The Ferrari Enzo is the very definition of a supercar. The basic idea is to take a Formula One car and adjust it just enough to make it legal on the road. But that description fails to encompass the technological and engineering feats that characterize the Enzo. When the limited production run vehicle hit the roads in 2003, it represented the peak of automotive engineering, and even the most advanced supercars of today aren’t all that much better, despite the extra six years of know-how.
The Ferrari Enzo follows the tradition of the F40 and F50 before it, both special edition and limited run models that showed what can happen when the racing division and the production vehicle division of the company get together and cook up a hot street car. At its heart sits a naturally-aspirated 6.0-liter V12 engine that can produce 651 horsepwoer and 485 lb-ft of torque, and redlines at 8200 RPM. The car weighs a mere 3,009 pounds and has incredibly fast acceleration. Official clock times are 3.14 seconds for 0-to-60 mph and 6.6 seconds for 0-to-100 mph. Top speed is 221 mph.
To say this car is quick is an understatement. The body is made of a carbon fiber composite. The transmission isn’t much different than those found on Formula One race cars. And to handle a car this fast, ceramic composite brakes are a must. The design isn’t just meant to be light, however. Careful computer simulations were conducted on the bodywork in an effort to minimize drag and, at the same time, maximize downforce. The immense speeds that the Enzo is capable of require the body, or more specifically the air moving over it, to push the car down to the road so that it stays stable. The air moving over the body, when the car is going 217 mph, is equal to 1,709 pounds, more than hald the weight of the car itself.

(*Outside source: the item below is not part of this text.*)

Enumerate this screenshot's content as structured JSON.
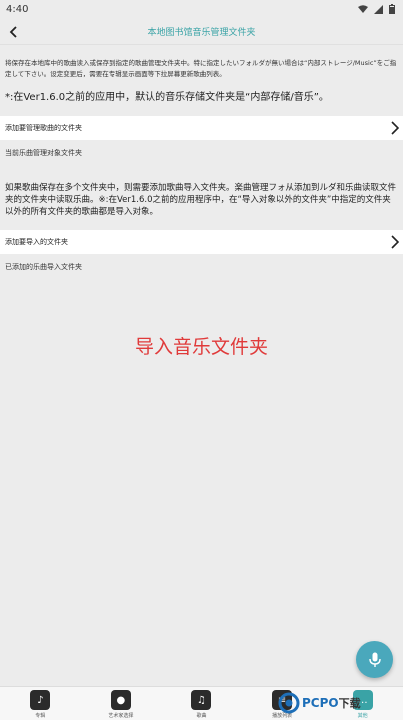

The production of the Enzo was originally supposed to be 349 units. However, due to demand, Ferrari increased production by another 50 units, and constructed a final car, number 400, specifically for auction at Sotheby’s Maronello auction in June of 2005. The car sold for $1,274,299, with the proceeds being used to benefit the survivors of the 2004 tsunami in the Indian Ocean. Since their original release, a few Enzos have found their way to other auction blocks, and the price is typically over $1 million.

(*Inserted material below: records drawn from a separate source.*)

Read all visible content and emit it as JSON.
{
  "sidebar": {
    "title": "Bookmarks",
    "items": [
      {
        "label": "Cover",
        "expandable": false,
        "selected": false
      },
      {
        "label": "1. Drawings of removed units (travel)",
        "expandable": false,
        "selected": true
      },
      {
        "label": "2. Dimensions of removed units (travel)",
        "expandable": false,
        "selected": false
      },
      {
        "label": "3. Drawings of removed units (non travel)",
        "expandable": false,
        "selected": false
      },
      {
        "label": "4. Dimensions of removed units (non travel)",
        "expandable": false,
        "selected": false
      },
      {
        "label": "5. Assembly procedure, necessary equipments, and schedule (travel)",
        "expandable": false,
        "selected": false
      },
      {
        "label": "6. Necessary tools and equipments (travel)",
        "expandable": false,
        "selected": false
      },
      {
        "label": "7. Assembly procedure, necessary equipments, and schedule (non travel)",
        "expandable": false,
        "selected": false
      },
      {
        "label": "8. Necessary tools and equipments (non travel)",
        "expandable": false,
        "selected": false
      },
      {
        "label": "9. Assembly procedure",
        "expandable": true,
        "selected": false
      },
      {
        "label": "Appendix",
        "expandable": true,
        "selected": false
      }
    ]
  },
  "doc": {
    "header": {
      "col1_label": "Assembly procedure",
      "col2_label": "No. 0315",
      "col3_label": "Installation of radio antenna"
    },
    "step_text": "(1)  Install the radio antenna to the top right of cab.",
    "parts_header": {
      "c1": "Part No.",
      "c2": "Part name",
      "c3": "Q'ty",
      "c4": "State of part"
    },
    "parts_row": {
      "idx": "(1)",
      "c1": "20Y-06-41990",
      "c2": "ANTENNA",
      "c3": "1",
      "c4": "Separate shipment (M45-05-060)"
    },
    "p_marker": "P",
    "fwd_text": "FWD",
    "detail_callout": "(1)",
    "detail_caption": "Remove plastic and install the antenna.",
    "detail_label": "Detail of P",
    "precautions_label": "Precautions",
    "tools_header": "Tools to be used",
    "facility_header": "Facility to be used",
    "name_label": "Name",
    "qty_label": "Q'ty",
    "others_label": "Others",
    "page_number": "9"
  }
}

One of the few things more impressive than the Ferrari Enzo is how quickly technology advances. Since its original design, many of the Enzo’s characteristics have made their way to other Ferrari vehicles. Of particular note is the F430 Scuderia. This vehicle has a modified eight-cylinder version of the Enzo’s V12 engine architecture and is actually capable of matching the Enzo’s lap times at Ferrari’s test track, and for a price tag in the $300k range instead of over one million. Of course, when it comes to rarity, F430s are very common compared to the ultra-rare Enzo.